───── The data

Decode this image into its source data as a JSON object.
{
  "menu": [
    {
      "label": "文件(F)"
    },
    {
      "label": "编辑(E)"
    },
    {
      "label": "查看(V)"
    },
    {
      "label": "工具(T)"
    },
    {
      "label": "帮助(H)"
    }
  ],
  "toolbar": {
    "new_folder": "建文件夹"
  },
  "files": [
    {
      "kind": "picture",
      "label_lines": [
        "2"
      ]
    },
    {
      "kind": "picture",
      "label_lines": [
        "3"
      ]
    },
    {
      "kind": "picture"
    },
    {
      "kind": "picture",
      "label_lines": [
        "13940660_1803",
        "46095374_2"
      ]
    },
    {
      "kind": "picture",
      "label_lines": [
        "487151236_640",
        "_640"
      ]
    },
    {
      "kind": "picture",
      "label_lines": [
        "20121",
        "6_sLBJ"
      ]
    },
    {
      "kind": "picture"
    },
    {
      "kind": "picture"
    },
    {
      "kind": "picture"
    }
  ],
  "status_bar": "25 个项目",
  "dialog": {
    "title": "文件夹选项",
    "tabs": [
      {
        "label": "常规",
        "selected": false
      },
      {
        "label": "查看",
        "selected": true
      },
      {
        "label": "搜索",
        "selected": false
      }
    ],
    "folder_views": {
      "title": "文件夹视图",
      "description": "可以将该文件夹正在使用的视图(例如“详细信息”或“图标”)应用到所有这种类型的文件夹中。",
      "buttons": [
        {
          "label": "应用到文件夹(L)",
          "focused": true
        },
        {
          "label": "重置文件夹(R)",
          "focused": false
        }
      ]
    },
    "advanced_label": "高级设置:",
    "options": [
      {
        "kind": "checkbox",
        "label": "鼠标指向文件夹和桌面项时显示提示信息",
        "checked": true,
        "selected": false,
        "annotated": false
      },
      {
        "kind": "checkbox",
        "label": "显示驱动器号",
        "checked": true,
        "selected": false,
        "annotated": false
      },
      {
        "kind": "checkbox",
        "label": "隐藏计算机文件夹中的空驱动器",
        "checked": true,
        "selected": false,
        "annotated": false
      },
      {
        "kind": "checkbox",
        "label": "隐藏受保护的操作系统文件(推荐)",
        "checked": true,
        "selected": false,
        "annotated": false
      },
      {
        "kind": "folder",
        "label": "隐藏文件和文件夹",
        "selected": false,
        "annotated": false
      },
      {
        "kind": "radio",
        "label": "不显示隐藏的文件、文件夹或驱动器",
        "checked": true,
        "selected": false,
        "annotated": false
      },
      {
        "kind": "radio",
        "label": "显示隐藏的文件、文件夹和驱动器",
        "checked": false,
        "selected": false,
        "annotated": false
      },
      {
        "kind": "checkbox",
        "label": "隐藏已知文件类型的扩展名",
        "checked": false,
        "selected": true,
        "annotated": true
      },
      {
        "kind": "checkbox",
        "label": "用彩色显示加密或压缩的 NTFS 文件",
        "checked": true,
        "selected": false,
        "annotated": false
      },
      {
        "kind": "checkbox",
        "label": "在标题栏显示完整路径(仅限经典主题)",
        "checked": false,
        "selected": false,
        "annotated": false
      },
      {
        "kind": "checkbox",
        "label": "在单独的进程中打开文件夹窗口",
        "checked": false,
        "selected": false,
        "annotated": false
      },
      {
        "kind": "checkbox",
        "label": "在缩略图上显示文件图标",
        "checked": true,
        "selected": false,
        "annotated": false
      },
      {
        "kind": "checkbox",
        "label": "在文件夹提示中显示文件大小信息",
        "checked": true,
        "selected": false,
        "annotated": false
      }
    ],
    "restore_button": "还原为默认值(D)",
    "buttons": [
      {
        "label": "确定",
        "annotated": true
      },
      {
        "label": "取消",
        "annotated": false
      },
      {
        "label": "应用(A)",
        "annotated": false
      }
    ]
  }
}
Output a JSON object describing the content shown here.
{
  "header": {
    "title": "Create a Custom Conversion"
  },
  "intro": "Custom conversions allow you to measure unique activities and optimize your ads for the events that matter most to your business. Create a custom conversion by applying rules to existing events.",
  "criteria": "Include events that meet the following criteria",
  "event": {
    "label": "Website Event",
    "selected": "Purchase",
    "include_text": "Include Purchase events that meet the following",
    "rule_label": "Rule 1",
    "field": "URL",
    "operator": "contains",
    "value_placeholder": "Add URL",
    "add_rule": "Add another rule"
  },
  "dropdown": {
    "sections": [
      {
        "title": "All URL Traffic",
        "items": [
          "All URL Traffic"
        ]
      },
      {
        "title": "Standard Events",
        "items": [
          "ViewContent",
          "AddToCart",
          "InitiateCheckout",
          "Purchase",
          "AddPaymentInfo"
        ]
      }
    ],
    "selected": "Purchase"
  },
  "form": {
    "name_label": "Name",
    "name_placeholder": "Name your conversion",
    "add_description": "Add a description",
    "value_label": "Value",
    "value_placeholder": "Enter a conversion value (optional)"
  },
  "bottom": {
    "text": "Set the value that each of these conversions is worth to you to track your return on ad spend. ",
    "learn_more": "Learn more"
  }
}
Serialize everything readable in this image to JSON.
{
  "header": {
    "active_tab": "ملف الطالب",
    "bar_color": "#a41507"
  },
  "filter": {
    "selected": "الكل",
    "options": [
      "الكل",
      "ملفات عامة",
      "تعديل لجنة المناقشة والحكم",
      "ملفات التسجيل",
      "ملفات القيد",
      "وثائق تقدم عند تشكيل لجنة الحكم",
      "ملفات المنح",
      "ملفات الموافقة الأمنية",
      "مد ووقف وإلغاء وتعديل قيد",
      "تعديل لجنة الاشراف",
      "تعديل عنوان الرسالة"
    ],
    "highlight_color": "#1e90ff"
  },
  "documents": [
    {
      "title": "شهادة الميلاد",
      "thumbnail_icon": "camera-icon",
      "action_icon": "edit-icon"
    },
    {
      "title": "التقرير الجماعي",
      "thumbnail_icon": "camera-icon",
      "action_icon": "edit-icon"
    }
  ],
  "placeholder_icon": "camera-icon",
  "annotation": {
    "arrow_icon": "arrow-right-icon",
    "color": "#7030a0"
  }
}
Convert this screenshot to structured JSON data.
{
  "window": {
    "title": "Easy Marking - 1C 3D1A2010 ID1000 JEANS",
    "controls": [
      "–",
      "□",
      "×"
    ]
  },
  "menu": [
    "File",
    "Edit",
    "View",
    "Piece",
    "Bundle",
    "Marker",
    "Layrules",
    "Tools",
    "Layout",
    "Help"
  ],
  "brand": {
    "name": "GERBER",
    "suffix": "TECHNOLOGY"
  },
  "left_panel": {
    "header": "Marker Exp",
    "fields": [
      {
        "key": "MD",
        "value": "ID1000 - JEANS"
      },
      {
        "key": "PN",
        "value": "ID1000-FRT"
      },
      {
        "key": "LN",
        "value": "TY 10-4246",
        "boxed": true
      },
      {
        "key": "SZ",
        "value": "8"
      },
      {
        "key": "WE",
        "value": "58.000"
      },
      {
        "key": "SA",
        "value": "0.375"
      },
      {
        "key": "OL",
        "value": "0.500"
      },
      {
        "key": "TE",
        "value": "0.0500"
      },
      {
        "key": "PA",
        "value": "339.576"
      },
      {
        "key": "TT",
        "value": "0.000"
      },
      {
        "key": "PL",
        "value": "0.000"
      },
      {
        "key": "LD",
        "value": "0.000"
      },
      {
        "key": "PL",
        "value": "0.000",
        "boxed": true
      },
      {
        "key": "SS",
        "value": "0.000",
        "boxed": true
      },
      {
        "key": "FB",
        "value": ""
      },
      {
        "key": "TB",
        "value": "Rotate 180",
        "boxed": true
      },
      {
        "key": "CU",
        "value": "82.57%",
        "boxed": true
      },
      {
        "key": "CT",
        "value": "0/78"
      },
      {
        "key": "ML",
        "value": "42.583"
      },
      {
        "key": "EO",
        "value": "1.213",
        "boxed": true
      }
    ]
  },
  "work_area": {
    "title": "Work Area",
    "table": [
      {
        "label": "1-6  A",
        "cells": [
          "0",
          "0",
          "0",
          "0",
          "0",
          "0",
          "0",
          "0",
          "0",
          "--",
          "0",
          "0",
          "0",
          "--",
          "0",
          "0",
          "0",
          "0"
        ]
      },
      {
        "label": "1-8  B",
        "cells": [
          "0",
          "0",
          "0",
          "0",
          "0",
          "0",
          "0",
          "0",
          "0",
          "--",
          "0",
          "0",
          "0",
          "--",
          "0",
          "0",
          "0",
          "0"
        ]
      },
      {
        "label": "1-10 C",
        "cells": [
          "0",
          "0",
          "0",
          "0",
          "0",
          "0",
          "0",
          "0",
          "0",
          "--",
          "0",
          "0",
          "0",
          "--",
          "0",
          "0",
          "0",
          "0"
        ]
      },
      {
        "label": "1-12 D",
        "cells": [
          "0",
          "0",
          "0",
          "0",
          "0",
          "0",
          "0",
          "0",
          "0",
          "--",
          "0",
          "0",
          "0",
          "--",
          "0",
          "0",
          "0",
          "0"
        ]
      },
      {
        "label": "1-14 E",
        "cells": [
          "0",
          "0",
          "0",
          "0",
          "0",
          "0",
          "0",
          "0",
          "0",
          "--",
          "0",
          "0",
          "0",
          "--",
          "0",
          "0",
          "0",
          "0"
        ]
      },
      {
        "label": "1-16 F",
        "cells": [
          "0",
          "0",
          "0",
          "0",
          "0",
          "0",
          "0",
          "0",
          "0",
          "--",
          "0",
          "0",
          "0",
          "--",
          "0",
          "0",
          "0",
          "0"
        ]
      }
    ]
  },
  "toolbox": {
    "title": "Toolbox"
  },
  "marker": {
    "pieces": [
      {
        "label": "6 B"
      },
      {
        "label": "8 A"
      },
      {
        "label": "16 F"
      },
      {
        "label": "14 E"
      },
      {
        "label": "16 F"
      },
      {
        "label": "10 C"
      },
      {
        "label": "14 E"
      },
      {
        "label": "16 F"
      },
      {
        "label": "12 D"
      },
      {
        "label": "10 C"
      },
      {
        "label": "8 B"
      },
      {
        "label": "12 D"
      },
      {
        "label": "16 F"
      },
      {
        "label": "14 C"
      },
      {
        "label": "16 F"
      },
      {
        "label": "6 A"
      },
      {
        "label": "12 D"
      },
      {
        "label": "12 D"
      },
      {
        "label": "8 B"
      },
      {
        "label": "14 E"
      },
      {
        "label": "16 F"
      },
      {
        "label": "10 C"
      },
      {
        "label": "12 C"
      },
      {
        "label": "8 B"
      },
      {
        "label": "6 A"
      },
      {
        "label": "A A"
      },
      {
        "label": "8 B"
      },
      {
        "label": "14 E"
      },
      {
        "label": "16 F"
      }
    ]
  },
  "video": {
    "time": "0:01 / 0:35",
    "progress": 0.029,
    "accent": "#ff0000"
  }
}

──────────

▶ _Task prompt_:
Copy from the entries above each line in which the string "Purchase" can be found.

▶ _Finished exercise_:
    "selected": "Purchase",
    "include_text": "Include Purchase events that meet the following",
          "Purchase",
    "selected": "Purchase"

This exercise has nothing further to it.